Homeschooling a child with special needs may seem daunting. We might be lead to believe that psychologists, school administrators, and others have all the answers. Is it possible to homeschool a child with special challenges? Might that child even flourish?
Educating any child is a big responsibility, especially if you’re doing it at home with no public support. Educating a child who is exceptionally bright can seem intimidating, especially if his or her skills seem greater than your own. For parents thinking of homeschooling a gifted child, many questions arise. What if your child wants to know things that you don't know? What if you can't find the right resources? Where will you look for mentors, peers, even classes that will accept your child at a level that is appropriate for them? How will you know when you are doing something “wrong,” or when your child is having difficulty? What can you expect from your child, your community, yourself?
This section will help you find answers to some of your questions, and point you to more extensive resources for further information.
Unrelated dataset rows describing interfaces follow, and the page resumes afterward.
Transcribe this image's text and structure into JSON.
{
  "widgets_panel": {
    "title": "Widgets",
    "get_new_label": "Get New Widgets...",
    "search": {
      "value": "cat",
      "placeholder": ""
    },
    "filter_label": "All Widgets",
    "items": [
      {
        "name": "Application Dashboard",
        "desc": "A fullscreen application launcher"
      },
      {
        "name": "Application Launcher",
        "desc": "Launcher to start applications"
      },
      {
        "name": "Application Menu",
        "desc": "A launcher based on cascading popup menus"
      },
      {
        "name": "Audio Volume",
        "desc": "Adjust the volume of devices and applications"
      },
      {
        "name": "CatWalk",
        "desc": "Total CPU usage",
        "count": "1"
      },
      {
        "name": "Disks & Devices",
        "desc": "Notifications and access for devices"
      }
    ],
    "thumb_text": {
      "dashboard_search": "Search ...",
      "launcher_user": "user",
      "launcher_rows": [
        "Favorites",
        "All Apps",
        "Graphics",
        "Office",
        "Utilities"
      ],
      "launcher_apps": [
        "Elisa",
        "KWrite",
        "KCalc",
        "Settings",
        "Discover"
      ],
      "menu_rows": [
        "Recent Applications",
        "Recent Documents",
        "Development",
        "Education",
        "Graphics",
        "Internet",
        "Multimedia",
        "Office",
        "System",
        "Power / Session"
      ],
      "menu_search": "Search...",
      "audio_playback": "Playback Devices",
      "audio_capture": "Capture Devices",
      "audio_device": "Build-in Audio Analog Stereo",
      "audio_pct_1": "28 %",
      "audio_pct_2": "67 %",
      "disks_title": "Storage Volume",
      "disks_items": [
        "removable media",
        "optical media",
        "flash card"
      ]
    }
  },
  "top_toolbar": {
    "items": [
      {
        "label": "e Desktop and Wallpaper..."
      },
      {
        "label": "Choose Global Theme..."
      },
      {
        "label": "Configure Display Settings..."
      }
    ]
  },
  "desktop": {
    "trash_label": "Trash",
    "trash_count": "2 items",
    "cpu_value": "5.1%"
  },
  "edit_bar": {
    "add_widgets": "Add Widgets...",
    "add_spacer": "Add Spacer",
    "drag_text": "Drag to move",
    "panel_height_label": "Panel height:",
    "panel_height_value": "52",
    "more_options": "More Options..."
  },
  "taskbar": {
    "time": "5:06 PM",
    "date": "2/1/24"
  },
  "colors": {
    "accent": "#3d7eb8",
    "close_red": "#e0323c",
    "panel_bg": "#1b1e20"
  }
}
HSC has prepared A Professional's Guide to Working with Homeschooling Families for doctors, attorneys, legislators, judges, psychologists, social workers, librarians, researchers, journalists, or other professionals who may come in contact with homeschooling families.